institutionalisation, in part attributable to the removal of the ‘Stolen Generation’, has
resulted in young Indigenous people being grossly over-represented in all sectors of the
juvenile welfare and criminal justice systems (VIYAC/YACVic 2007).
Yet cultural factors, kinship, family ties and history can also act as strong protective factors
that may build up resilience amongst young people. A Report by the Victorian Aboriginal
Health Service Strengths of Young Kooris indicates some protective factors that may act as
barriers against offending and re-offending by Koori youth. These include:
•
Strong family links, including extended family;
•
Friends;
•
Connection with the Koori community and culture;
•
Sense of identity;
•
Aspirations;
•
Responsibility;
•
Sport and creative activities.618
Thus whilst some young Koori people may be disassociated from traditional family
relationships including mixing with community Elders, extended family relationships are
still valued as a source of strength, values and guidance for young people within those
communities.
In summary, VALS argues that protective factors that can assist young Indigenous people
from offending or re-offending are firmly grounded in the three pillars of: (extended)
families and relationships, social capital and culture.

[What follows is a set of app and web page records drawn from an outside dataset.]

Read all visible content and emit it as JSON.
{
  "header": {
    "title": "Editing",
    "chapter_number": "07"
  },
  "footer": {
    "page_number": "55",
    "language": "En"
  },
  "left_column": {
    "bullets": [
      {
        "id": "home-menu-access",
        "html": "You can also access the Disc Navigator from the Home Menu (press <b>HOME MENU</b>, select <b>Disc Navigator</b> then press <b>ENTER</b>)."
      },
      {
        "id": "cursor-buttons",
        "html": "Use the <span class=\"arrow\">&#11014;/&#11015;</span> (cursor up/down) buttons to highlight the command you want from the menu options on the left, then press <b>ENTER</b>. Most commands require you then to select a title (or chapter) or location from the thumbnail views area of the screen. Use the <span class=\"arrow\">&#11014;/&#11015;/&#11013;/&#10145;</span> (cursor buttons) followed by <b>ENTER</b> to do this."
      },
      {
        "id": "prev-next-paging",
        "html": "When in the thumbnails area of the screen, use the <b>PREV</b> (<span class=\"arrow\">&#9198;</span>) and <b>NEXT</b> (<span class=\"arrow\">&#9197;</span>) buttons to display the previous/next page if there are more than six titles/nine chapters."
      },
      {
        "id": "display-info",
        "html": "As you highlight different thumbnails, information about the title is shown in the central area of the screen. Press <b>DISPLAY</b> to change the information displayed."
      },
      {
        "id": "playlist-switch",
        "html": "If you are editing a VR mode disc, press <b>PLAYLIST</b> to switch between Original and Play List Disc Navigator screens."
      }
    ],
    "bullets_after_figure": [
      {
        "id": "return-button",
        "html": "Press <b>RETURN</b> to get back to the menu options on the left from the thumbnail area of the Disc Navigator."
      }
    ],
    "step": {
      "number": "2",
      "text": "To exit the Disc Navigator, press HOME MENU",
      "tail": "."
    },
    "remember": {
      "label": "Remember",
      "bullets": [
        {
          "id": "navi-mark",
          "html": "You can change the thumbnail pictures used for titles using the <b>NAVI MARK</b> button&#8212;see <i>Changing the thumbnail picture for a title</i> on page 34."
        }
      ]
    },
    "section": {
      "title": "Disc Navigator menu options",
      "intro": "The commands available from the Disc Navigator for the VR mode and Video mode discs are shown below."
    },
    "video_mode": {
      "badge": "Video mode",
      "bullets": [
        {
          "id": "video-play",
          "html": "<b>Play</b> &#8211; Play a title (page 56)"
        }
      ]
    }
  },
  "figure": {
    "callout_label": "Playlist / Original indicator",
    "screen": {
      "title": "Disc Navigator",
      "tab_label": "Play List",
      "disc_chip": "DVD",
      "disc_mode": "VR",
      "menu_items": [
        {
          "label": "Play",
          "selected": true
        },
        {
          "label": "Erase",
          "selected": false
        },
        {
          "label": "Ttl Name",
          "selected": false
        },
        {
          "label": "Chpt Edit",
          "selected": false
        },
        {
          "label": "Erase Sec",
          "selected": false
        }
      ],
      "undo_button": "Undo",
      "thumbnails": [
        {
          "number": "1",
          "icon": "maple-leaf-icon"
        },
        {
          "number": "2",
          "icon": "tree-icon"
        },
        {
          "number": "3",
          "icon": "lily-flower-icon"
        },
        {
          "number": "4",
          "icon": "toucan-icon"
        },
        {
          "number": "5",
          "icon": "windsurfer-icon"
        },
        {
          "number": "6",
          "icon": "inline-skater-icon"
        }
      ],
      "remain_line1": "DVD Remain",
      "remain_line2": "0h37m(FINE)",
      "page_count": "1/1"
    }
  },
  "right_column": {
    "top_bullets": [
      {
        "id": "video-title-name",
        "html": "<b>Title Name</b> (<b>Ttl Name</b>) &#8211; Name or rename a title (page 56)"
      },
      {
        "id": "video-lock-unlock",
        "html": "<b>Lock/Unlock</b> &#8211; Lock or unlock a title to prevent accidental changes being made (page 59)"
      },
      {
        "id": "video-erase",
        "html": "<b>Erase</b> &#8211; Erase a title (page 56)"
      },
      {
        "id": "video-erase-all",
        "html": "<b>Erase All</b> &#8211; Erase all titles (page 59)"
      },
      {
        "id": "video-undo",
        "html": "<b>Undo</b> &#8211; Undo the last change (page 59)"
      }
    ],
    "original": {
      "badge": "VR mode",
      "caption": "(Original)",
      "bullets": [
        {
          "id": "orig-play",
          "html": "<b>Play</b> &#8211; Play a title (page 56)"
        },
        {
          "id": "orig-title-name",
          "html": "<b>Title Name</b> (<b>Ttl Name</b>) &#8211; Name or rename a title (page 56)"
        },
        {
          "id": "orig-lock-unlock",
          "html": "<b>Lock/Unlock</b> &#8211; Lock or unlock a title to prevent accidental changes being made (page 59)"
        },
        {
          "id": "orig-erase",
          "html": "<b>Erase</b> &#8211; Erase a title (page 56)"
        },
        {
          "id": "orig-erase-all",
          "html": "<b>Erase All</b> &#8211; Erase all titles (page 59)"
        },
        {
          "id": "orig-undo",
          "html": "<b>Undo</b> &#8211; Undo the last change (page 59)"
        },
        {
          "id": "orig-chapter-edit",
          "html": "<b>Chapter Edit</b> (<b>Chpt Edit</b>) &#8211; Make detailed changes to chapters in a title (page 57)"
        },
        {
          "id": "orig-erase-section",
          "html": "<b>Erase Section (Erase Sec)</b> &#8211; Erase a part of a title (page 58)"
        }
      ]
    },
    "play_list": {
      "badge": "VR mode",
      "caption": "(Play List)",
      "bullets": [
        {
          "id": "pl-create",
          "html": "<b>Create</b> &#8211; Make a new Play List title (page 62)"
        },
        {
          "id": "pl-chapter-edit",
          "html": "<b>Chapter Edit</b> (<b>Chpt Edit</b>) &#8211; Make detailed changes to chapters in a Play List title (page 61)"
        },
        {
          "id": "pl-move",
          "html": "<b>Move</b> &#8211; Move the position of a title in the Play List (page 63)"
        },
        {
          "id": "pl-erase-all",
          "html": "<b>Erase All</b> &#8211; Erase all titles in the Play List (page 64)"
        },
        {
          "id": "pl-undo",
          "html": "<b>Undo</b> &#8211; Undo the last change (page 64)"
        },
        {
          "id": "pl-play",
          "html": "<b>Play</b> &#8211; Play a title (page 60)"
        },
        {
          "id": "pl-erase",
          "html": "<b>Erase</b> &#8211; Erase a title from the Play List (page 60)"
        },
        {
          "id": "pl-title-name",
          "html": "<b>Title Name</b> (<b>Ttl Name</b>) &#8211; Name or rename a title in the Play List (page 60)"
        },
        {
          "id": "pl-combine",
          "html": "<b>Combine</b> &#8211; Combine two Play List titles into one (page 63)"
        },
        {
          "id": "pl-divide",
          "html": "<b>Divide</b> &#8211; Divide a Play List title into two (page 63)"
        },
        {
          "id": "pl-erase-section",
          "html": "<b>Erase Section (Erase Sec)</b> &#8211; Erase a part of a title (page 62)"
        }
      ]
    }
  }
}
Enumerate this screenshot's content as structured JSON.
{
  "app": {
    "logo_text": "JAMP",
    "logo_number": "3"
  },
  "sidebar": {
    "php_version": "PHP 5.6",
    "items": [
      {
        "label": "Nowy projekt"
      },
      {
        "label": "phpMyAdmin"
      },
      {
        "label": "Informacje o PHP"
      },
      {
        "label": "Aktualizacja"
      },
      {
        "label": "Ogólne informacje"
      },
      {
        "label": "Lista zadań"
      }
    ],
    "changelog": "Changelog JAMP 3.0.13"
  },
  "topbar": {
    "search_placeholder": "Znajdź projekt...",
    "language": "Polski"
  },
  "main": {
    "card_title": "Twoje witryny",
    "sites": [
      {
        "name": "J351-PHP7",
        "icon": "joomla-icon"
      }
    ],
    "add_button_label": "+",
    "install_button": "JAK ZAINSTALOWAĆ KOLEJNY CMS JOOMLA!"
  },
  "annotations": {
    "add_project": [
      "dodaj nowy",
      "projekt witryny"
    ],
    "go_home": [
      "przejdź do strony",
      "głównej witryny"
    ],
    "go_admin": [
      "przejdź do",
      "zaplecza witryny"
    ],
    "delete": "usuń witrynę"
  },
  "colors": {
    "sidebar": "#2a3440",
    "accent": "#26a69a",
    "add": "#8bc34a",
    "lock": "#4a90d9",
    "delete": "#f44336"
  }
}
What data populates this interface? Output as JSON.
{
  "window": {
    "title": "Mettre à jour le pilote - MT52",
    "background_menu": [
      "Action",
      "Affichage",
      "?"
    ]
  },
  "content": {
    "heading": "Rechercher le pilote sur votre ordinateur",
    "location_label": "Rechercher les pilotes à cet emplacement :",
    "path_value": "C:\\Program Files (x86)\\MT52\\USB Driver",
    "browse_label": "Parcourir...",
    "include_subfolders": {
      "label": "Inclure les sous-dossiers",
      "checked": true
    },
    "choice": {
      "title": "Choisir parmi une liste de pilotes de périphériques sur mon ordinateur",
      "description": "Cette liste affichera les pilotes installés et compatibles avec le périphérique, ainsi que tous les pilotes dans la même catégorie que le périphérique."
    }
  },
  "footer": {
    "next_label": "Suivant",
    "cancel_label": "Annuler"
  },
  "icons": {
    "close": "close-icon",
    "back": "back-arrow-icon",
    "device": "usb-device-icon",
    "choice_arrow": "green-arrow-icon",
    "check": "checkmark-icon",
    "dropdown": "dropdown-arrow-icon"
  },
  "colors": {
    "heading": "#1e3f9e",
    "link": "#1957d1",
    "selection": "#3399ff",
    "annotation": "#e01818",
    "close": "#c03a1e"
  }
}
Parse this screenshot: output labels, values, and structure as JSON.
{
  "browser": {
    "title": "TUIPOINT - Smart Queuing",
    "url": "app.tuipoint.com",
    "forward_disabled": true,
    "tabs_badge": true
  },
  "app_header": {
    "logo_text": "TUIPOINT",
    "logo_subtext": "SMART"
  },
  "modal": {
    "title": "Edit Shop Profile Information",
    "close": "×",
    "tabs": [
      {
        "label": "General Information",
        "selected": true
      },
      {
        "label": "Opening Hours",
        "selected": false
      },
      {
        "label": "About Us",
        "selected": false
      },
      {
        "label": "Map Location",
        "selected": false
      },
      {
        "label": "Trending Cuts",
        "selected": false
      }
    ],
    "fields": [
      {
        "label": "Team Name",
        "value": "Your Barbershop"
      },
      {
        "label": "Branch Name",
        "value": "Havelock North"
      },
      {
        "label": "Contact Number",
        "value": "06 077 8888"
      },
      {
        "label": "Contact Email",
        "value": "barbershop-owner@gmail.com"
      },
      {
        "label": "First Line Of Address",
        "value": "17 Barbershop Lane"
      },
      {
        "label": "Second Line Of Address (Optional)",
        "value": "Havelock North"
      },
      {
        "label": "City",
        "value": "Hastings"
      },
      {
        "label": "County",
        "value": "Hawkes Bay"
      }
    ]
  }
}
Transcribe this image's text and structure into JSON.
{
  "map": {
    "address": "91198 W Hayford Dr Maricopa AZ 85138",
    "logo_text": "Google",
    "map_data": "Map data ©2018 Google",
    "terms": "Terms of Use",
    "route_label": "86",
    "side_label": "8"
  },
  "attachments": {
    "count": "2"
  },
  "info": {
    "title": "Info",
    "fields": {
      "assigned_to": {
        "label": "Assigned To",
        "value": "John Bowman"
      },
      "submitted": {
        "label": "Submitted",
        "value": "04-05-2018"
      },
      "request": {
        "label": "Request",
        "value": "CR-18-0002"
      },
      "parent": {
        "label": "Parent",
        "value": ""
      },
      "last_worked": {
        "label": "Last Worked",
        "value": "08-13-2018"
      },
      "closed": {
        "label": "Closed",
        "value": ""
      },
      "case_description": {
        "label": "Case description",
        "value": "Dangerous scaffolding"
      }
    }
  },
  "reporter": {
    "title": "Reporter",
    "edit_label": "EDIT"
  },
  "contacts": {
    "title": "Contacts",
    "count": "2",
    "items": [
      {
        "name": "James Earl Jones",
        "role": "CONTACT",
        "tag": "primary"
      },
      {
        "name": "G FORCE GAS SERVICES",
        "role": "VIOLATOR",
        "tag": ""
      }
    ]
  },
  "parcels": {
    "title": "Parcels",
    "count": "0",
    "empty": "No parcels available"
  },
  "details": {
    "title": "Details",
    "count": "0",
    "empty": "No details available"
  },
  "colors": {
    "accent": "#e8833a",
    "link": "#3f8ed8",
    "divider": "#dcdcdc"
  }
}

Many of the most successful
diversionary programs including family group conferencing are those that recognise and
build upon these significant protective factors.619
617
Quoted in Submission from VALS to the Drugs and Crime Prevention Committee, Inquiry into Strategies to Prevent High
Volume Offending and Recidivism by Young People, September 2008.
618
Quoted in Submission from VALS to the Drugs and Crime Prevention Committee, Inquiry into Strategies to Prevent High
Volume Offending and Recidivism by Young People, September 2008.
619
Submission from VALS to the Drugs and Crime Prevention Committee, Inquiry into Strategies to Prevent High Volume
Offending and Recidivism by Young People, September 2008.
Page 252
Section B: Strategies to Reduce Offending
For example, VALS argues that contemporary criminal justice research indicates that
cultural content also is crucial to the success of Indigenous correctional programming.
Successful correctional interventions and programs include those that:
•
•
•
•
have mostly Indigenous specific participants;
incorporate Indigenous community issues ;
use Indigenous facilitators; and
have Elders involved in program delivery.
Including Indigenous people in program design, facilitation and implementation could
thereby ‘enhance the perceived legitimacy of the intervention and subsequently the
offenders’ responsiveness to the content’.620
Diversionary and correctional strategies
As indicated earlier in this chapter, the most successful approaches to offending by young
Aboriginals, including diversionary strategies, are generally believed to be those grounded
in and drawing upon the family, kinship, social and cultural networks of the young person.
Many of the specific diversionary strategies developed for Koori youth, including
cautioning and conferencing programs and the Koori Youth Court, have been discussed at
length in Chapter 10 of this Report. It is not therefore necessary to revisit this discussion,
except to reiterate that whilst representatives of the Indigenous community in Victoria
generally support the use of conferencing and cautioning and are encouraged at how these
seem to have lowered recidivism rates amongst